These memories I have of my own upbringing are some of the best I have so it's only natural for me to want my own children to have those same experiences. Whenever we anticipate this visit, the air changes. There's an underlying excitement that explodes as soon as we see their car pull into our driveway and the kids spill out to greet each other. There's a comfort in seeing one of my best friends--who also happens to be my sister-in-law--jump out with hugs for everyone. And there's my brother-in-law who somehow manages to bring something to share whether it's homemade dough for fresh bread to be made, coffee, or even discarded/leftover liqueur that they don't even want to drink. There's also the familiarity between Jesse and James that hovers in the room. Brothers and confidantes who have literally known each other their whole lives, they share an unshakeable bond that gives me a sneak peek into the future dynamics between my own children.
Growing up, these family visits weren't extraordinary. What I mean is, there wasn't any one particular celebration or milestone to bring us all together. In my mind, these gatherings were just so normal and expected. They were what you did because we didn't live close to each other. It baffled me when I would hear friends in grade school talk about how they had cousins or an aunt who they didn't even know because they never visited them. I couldn't wrap my head around that idea because all of my extended family just seemed like my nuclear family.
The difference this time around, though, is that we’re the parents now. We’re the ones who coordinate and plan and do the hard things. In those in-between spaces when we finally unite, the spaces we don’t notice that slip through cracks in the day, Kaleen is there to snap it up so that we have a tangible memory of something that would otherwise seem forgettable. With stealth and deliberate detail, she freezes all the wonder in the seemingly normal parts of time with a rapid click click click of her camera. It’s like she has an invisibility cloak when she enters our home. And the unnoticed are suddenly front and center, revealing that there is such a tangled web of complicated emotions and beauty in the every day.
With each passing year, my kids and my niece and nephews grow a little bit bigger and our hearts crack a little bit more. We see it in shifts in attitude with the older ones. We see it in the way they play. We hear it in the conversations they have and the jokes they tell. These extended sleepovers that include a lot of noise, makeshift toys, imagination and giggles also somehow preserve childhood enchantment and wonder. I now see more clearly why my own mother made it such a point to visit so many of her siblings when we were small.

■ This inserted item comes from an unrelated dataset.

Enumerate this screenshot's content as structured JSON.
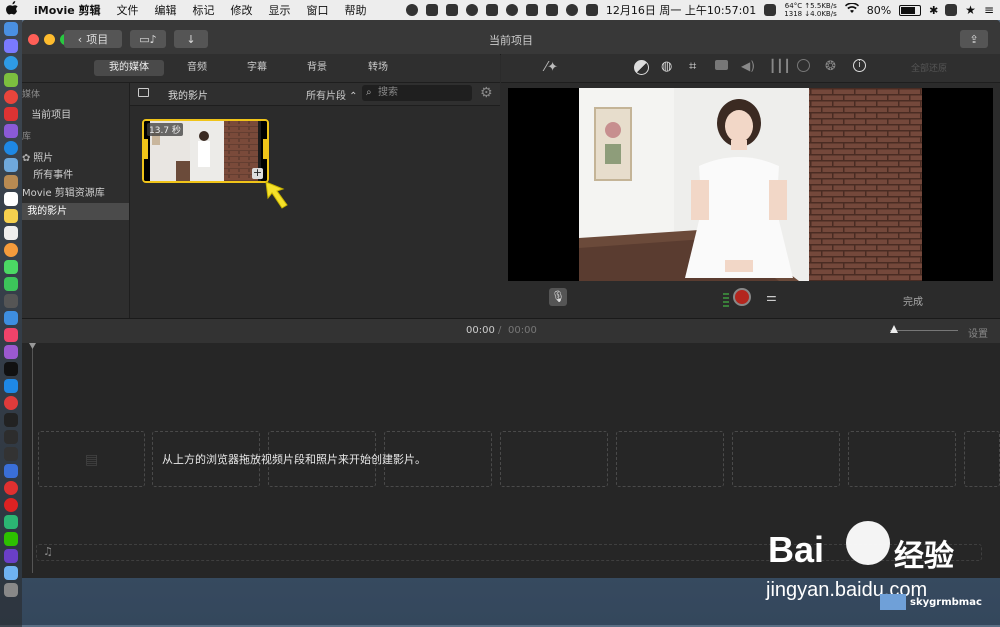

So I hope to keep it going. I hope Kaleen will continue to capture all of our feelings, our hopes, our amazement and our love that makes us a family through the lens of her camera.”